[Element data from apps and pages]
____
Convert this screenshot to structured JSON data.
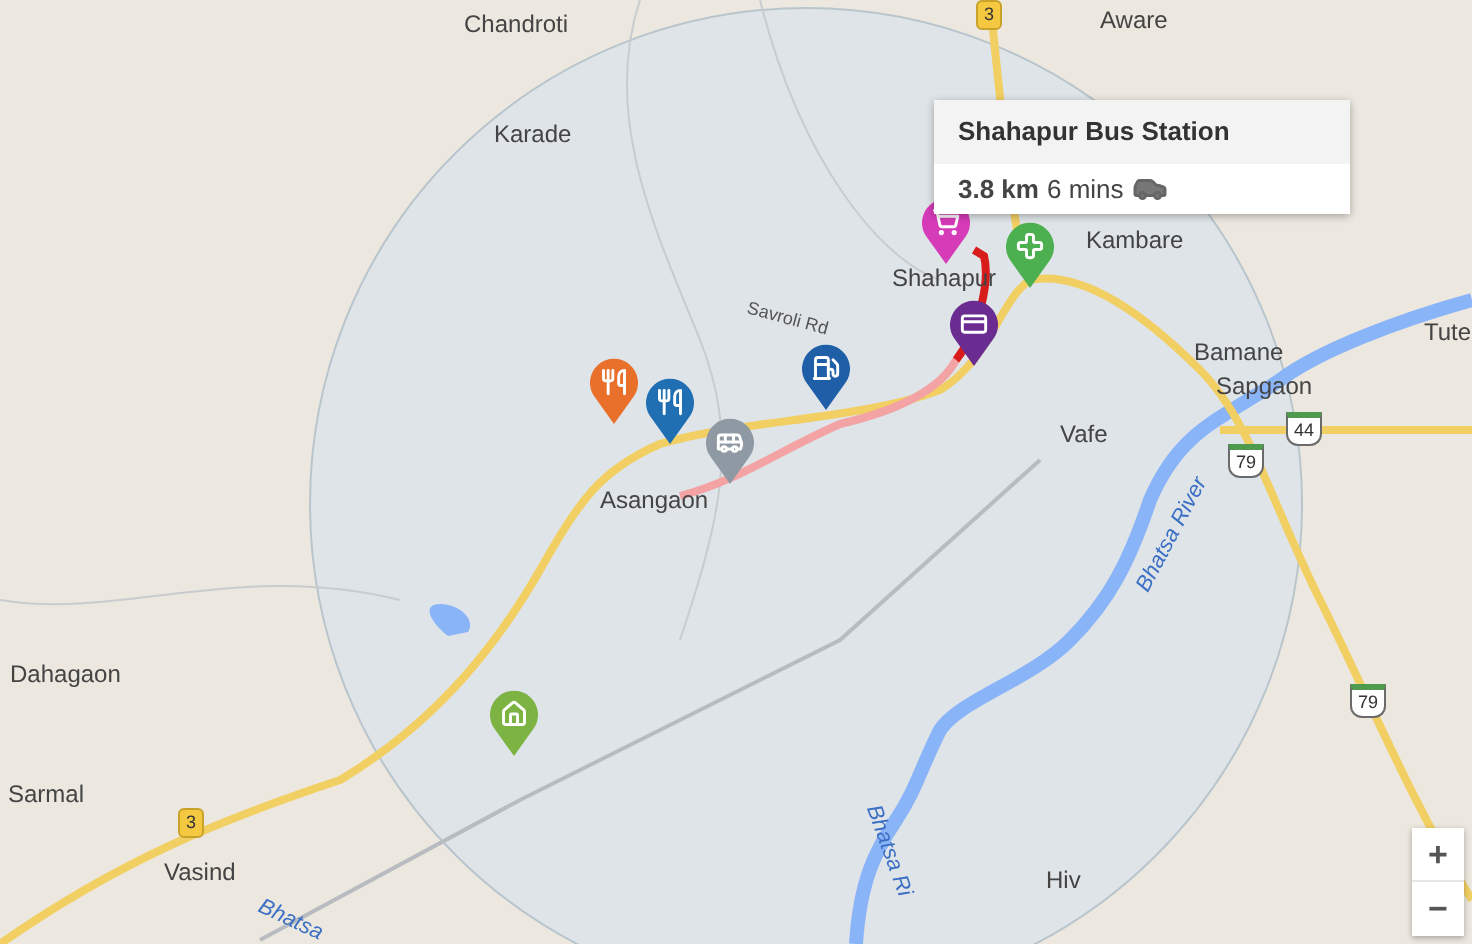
{
  "map": {
    "places": [
      {
        "kind": "town",
        "label": "Chandroti"
      },
      {
        "kind": "town",
        "label": "Aware"
      },
      {
        "kind": "town",
        "label": "Karade"
      },
      {
        "kind": "town",
        "label": "Kambare"
      },
      {
        "kind": "town",
        "label": "Shahapur"
      },
      {
        "kind": "town",
        "label": "Tute"
      },
      {
        "kind": "town",
        "label": "Bamane"
      },
      {
        "kind": "town",
        "label": "Sapgaon"
      },
      {
        "kind": "town",
        "label": "Vafe"
      },
      {
        "kind": "town",
        "label": "Asangaon"
      },
      {
        "kind": "town",
        "label": "Dahagaon"
      },
      {
        "kind": "town",
        "label": "Sarmal"
      },
      {
        "kind": "town",
        "label": "Vasind"
      },
      {
        "kind": "town",
        "label": "Hiv"
      },
      {
        "kind": "road",
        "label": "Savroli Rd"
      },
      {
        "kind": "river",
        "label": "Bhatsa River"
      },
      {
        "kind": "river",
        "label": "Bhatsa Ri"
      },
      {
        "kind": "river",
        "label": "Bhatsa"
      }
    ],
    "shields": [
      {
        "kind": "state",
        "label": "3"
      },
      {
        "kind": "state",
        "label": "3"
      },
      {
        "kind": "national",
        "label": "44"
      },
      {
        "kind": "national",
        "label": "79"
      },
      {
        "kind": "national",
        "label": "79"
      }
    ],
    "markers": [
      {
        "kind": "food",
        "color": "#e8702a"
      },
      {
        "kind": "food",
        "color": "#1f6fb2"
      },
      {
        "kind": "bus",
        "color": "#8f99a3"
      },
      {
        "kind": "fuel",
        "color": "#1f5fa8"
      },
      {
        "kind": "shop",
        "color": "#d63bb8"
      },
      {
        "kind": "atm",
        "color": "#6a2c91"
      },
      {
        "kind": "hospital",
        "color": "#4caf50"
      },
      {
        "kind": "home",
        "color": "#7cb342"
      }
    ],
    "popup": {
      "title": "Shahapur Bus Station",
      "distance": "3.8 km",
      "duration": "6 mins"
    },
    "zoom_controls": [
      "+",
      "−"
    ]
  }
}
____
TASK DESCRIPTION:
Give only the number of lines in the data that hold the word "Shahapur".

ANSWER BOX:
2